Australian bat lyssavirus: implications for public health
Australian bat lyssavirus (ABLV) is genotype 7 of the 12 known lyssaviruses and is closely phylogenetically related to rabies (genotype 1).1 Although indigenous cases of rabies have never been identified in Australia, low-level ABLV endemicity has been found in Australian bats. Two variants have been identified: pteropid-ABLV, which has been found in all four Australian flying fox species (Megachiroptera), and YBST-ABLV, which has been identified in yellow-bellied sheathtail bats, a species of microbats (Microchiroptera).2 Both variants have been implicated in fatal human infection, albeit rarely.3–5 The third confirmed human case of ABLV infection, and the first in a child, was recently reported.5 Here, we outline the public health considerations of this emerging infection.
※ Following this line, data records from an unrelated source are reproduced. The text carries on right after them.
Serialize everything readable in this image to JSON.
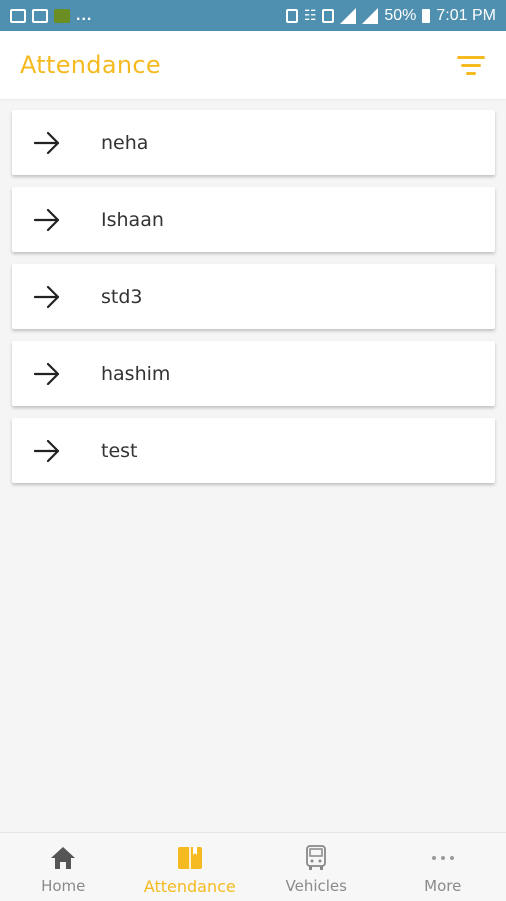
{
  "status_bar": {
    "battery": "50%",
    "time": "7:01 PM",
    "ellipsis": "..."
  },
  "app_bar": {
    "title": "Attendance"
  },
  "students": [
    {
      "name": "neha"
    },
    {
      "name": "Ishaan"
    },
    {
      "name": "std3"
    },
    {
      "name": "hashim"
    },
    {
      "name": "test"
    }
  ],
  "bottom_nav": {
    "items": [
      {
        "label": "Home",
        "icon": "home-icon"
      },
      {
        "label": "Attendance",
        "icon": "book-icon",
        "active": true
      },
      {
        "label": "Vehicles",
        "icon": "bus-icon"
      },
      {
        "label": "More",
        "icon": "more-dots-icon"
      }
    ]
  },
  "colors": {
    "accent": "#f6ba21",
    "status_bar": "#4f8fb0",
    "inactive": "#8a8a8a"
  }
}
All three reported cases of human ABLV infection had clinical courses consistent with what is known of encephalitic (furious) rabies. Encephalitic rabies presents between several weeks and many years after exposure. It is usually characterised by progressive cerebral and autonomic dysfunction, preceded by a short, non-specific prodrome. Hydrophobic and aerophobic spasms are pathognomonic. The patient may initially be calm and cooperative, with interrupting…